**Work instructions**
This task calls for copying each line below that contains "true".

═════ Data extracts ═════

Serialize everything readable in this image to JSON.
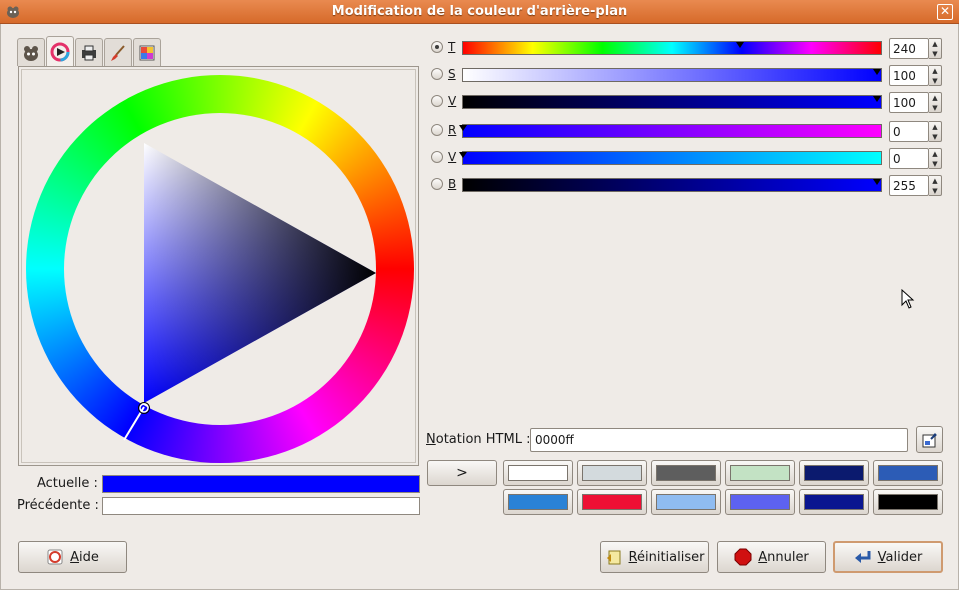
{
  "window": {
    "title": "Modification de la couleur d'arrière-plan"
  },
  "tabs": [
    {
      "icon": "gimp-icon"
    },
    {
      "icon": "color-wheel-icon"
    },
    {
      "icon": "printer-icon"
    },
    {
      "icon": "paintbrush-icon"
    },
    {
      "icon": "palette-icon"
    }
  ],
  "preview": {
    "current_label": "Actuelle :",
    "previous_label": "Précédente :",
    "current_color": "#0000ff",
    "previous_color": "#ffffff"
  },
  "channels": [
    {
      "label": "T",
      "value": "240",
      "checked": true
    },
    {
      "label": "S",
      "value": "100",
      "checked": false
    },
    {
      "label": "V",
      "value": "100",
      "checked": false
    },
    {
      "label": "R",
      "value": "0",
      "checked": false
    },
    {
      "label": "V",
      "value": "0",
      "checked": false
    },
    {
      "label": "B",
      "value": "255",
      "checked": false
    }
  ],
  "html": {
    "label_prefix": "N",
    "label_rest": "otation HTML :",
    "value": "0000ff"
  },
  "history": {
    "arrow_label": ">",
    "colors": [
      "#ffffff",
      "#d3dadd",
      "#5e5e5e",
      "#c3e2c4",
      "#0b1a6e",
      "#2c5cb6",
      "#2a82d6",
      "#ee1034",
      "#8fbcf1",
      "#5d62f0",
      "#0a1690",
      "#000000"
    ]
  },
  "buttons": {
    "help_u": "A",
    "help_rest": "ide",
    "reset_u": "R",
    "reset_rest": "éinitialiser",
    "cancel_u": "A",
    "cancel_rest": "nnuler",
    "ok_u": "V",
    "ok_rest": "alider"
  }
}
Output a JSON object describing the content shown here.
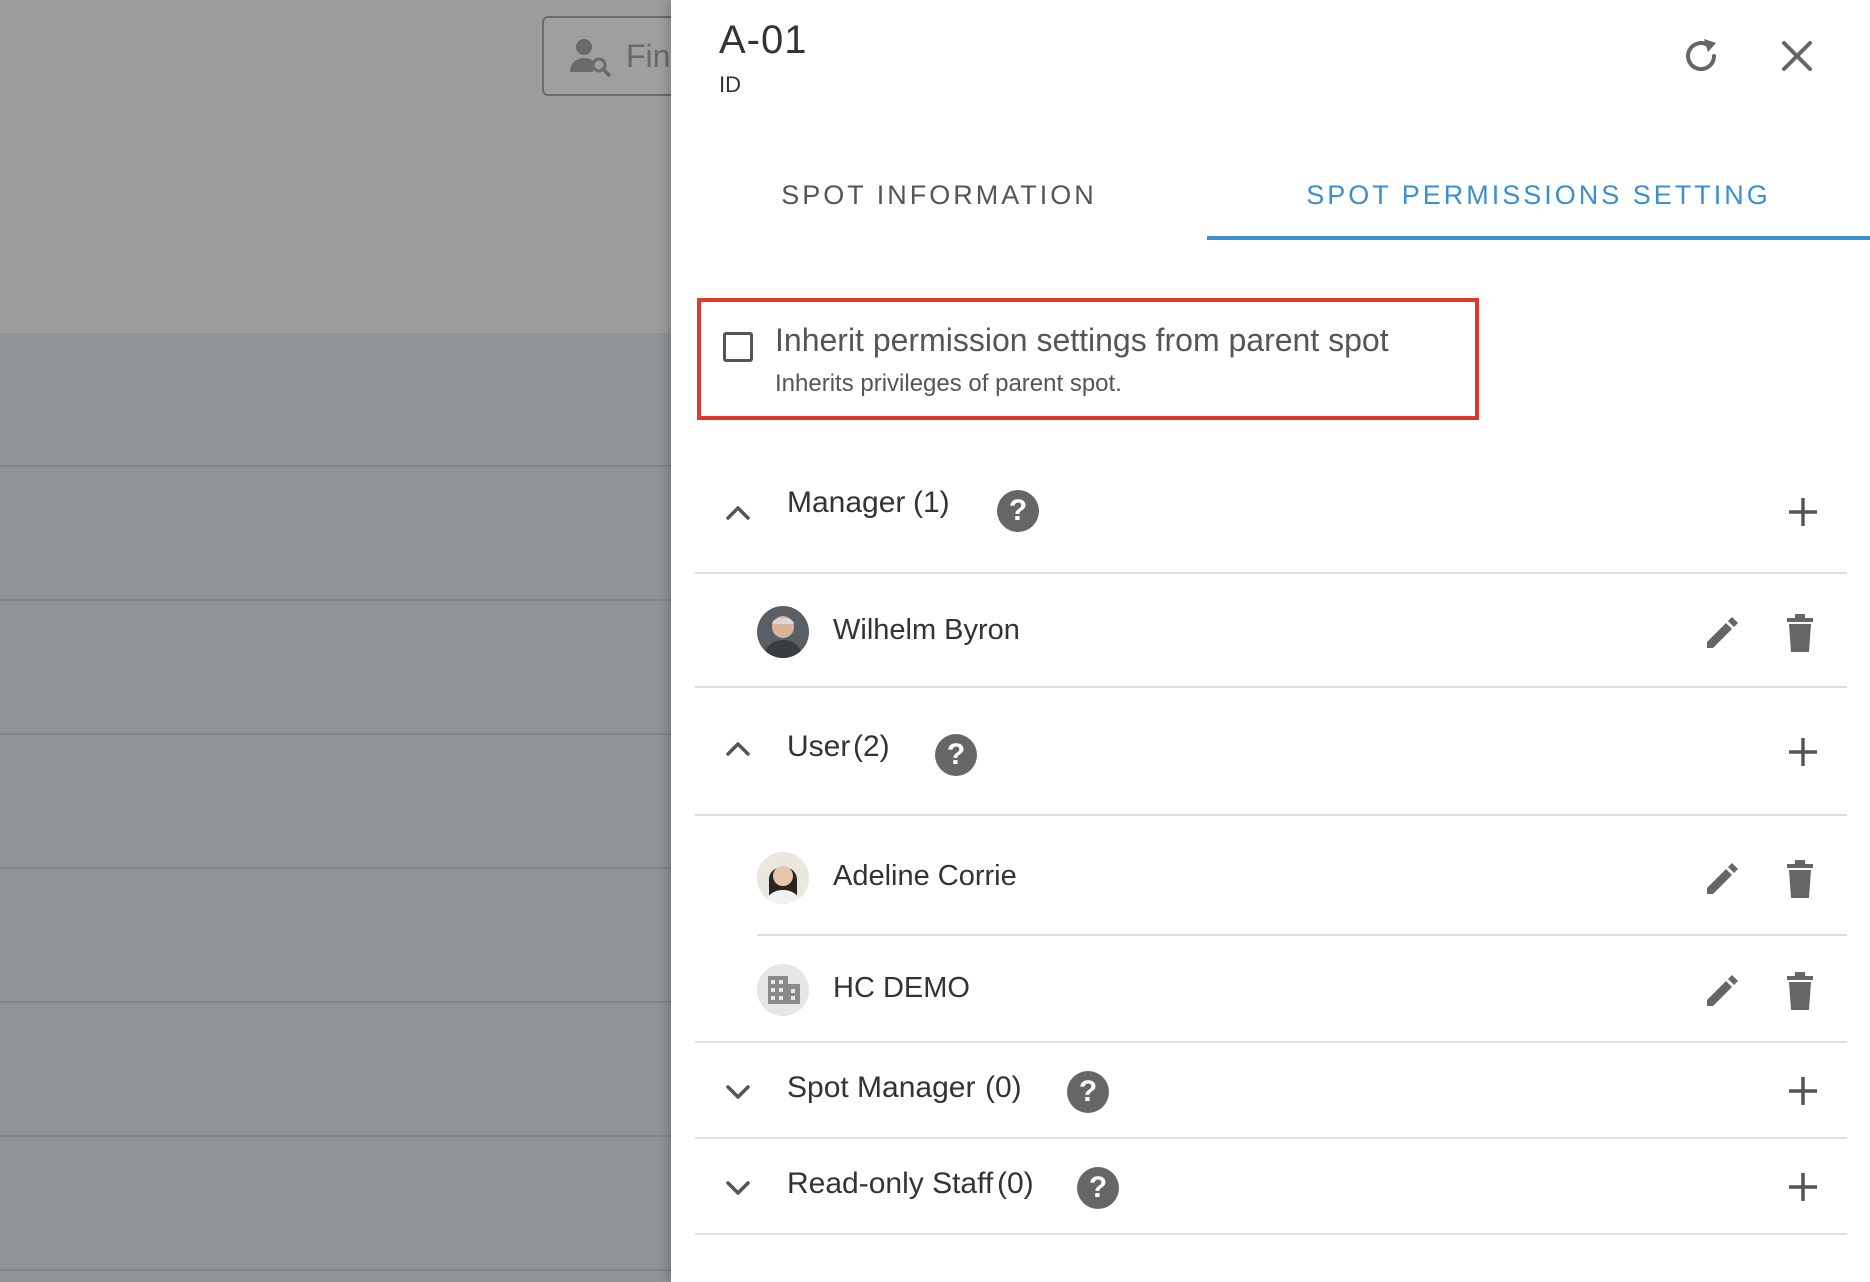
{
  "background": {
    "finder_button_label": "Fin"
  },
  "panel": {
    "title": "A-01",
    "subtitle": "ID",
    "tabs": [
      {
        "label": "SPOT INFORMATION",
        "active": false
      },
      {
        "label": "SPOT PERMISSIONS SETTING",
        "active": true
      }
    ],
    "inherit": {
      "checked": false,
      "title": "Inherit permission settings from parent spot",
      "description": "Inherits privileges of parent spot."
    },
    "groups": [
      {
        "label": "Manager",
        "count": "(1)",
        "expanded": true,
        "members": [
          {
            "name": "Wilhelm Byron",
            "avatar": "person-photo"
          }
        ]
      },
      {
        "label": "User",
        "count": "(2)",
        "expanded": true,
        "members": [
          {
            "name": "Adeline Corrie",
            "avatar": "person-photo"
          },
          {
            "name": "HC DEMO",
            "avatar": "building-icon"
          }
        ]
      },
      {
        "label": "Spot Manager",
        "count": "(0)",
        "expanded": false,
        "members": []
      },
      {
        "label": "Read-only Staff",
        "count": "(0)",
        "expanded": false,
        "members": []
      }
    ]
  },
  "colors": {
    "accent": "#3a8fd0",
    "highlight_box": "#e0392b",
    "icon_gray": "#666666"
  }
}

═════

**Task result**
      "checked": true
        "active": true
        "expanded": true,
        "expanded": true,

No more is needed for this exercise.